Five months till the next Rencontres d'Arles. This event is one of my great moments of the year. 2008 was curated by Christian Lacroix. He did a great job, and managed to get some inspiring, amazing, worth to visit expositions.
My wife and I started our visit to Avedon's 'Mr and Mrs Comfort'. These picture's (Avedon made this series of pictures to protest the fashion industry in 1995, published in The Newyorker) are more than 20 year old and still stand. The expression in the skeleton and the interaction with the model Nadja Auermann.
We stayed as long as we could in the Cloitre Saint-Throphine and saw the prints 3 times. I hope (and work for it) that one day we can realise such a production and, who knows, show it in Arles (one may be ambitious ;-).
On our way to the press center we stopped for a guy getting out of a car. This guy was nicely dressed and greated a couple. When we passed by I thought, this has to be a photographer. But then, we are in Arles and there must be more than 10.000 photographers there.
The next day we attended the press conference on fashion photography. The nicely dressed Photographer was Paolo Roversi I learned. He had a nice expo in Eglise Saint-Anne.
Friday evening we attended Mano a Mano. A debate between two icons of photographery (Peter Lindbergh and Paolo Roversi) accompanied by a projection of 2 decades of photography. Amazing! The morning after Mano a Mano, our second press conference. It was more serious than the evening debate. It was also more emotional and showed the persons behind the camera, the way they work and interact with models. After the press conference my wife had a chat with Peter Linbergh. These short interactions are thing one talks about for hours. The many words said, the way they are said, the impact they have on your way of seeing and working.
1km out of the city center you have 'parc des ateliers'. Some 20 tot 30 different expositions are shown there.

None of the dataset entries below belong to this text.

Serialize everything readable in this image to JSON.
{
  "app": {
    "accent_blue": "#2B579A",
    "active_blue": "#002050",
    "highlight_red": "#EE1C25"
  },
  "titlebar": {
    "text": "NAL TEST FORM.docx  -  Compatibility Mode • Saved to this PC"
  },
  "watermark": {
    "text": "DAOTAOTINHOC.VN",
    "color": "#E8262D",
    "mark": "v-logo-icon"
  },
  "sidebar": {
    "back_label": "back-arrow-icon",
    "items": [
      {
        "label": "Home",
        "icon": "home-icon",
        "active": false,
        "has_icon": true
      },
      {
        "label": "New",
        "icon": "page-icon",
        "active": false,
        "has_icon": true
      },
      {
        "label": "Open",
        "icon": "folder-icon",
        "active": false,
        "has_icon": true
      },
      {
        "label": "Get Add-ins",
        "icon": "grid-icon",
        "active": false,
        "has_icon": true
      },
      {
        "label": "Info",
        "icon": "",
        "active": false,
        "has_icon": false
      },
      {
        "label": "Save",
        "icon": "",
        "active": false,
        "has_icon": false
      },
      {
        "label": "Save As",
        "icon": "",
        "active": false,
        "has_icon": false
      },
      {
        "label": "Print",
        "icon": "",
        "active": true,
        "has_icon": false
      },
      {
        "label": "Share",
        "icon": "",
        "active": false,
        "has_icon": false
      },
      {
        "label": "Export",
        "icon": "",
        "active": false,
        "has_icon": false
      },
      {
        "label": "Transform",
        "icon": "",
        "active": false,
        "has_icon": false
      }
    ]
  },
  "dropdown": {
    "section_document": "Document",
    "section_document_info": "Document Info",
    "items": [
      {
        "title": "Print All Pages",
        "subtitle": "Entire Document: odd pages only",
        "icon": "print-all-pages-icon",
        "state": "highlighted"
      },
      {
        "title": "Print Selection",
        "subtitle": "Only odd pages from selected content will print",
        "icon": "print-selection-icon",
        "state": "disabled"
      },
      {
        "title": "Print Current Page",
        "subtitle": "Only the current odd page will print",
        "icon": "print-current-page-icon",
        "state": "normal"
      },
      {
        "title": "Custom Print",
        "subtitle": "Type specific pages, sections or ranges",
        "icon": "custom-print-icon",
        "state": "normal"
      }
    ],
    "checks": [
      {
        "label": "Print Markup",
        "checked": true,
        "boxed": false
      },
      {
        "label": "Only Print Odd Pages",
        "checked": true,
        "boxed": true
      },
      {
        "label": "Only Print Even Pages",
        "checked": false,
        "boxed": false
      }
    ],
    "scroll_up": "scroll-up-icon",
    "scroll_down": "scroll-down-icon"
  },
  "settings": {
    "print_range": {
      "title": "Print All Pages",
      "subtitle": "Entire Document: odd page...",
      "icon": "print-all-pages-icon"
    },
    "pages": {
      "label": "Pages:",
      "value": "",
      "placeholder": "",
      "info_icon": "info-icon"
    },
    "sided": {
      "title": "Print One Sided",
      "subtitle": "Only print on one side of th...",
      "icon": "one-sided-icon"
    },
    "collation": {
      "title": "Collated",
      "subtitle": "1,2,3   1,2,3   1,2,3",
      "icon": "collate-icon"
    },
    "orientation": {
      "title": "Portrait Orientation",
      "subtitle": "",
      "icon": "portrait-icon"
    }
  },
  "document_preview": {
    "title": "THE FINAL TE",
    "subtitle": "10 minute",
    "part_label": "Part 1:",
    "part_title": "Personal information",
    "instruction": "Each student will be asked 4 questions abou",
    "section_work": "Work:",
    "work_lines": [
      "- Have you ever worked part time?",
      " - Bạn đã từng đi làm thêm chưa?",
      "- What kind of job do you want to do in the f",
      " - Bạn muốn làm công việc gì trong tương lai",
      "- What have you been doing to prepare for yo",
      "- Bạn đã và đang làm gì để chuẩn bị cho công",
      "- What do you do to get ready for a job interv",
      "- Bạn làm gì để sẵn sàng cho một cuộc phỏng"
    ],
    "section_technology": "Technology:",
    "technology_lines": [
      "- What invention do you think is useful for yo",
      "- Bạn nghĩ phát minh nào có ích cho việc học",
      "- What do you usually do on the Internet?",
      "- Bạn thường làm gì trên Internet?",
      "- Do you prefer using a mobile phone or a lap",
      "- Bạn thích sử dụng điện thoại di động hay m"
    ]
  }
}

The mega and splendid work of Tim Walker, and the discovery of Grégoire Alexandre (some one we will be seeing a lot of in the future), were highlights of the day. I also need to mention Grégoire Korganow. He had two expositions. One on fashion behind the scenes (which I liked most) and one on the people left behing when a partner is in prison. I found the photographs not so special, but. But Grégoire also told us the story behind. It was very, very very emotional. Sometimes he couldn't find his words and tears came on almost all faces. This is also what photography is all about. The story, the emotion. Listen to James Nachtway on TED if you want to be moved.
Also in 'parc des ateliers' was Pierre Gonnord. He showed large portraits that talked without saying anything.
Back in the city center we also found the self portrait of Lea Crespi.
What makes Arles so special? Well, everything is Photography during that week at the beginning of July. It is photography in streets, restaurants, bars, public places and historic sites, everrywhere. In one of those restaurants we saw Torros. A series of pictures taken by Michael Crouser on bull fighting.
Arles is also a meeting place of all sorts of people. We talked with publishers, looked at portfolios, bumped into a Japanees and started talking Lensbabies in the middle of the street and exhanging ideas.
I'm anxious to know what 2009 will bring. 5 month and Arles here we come.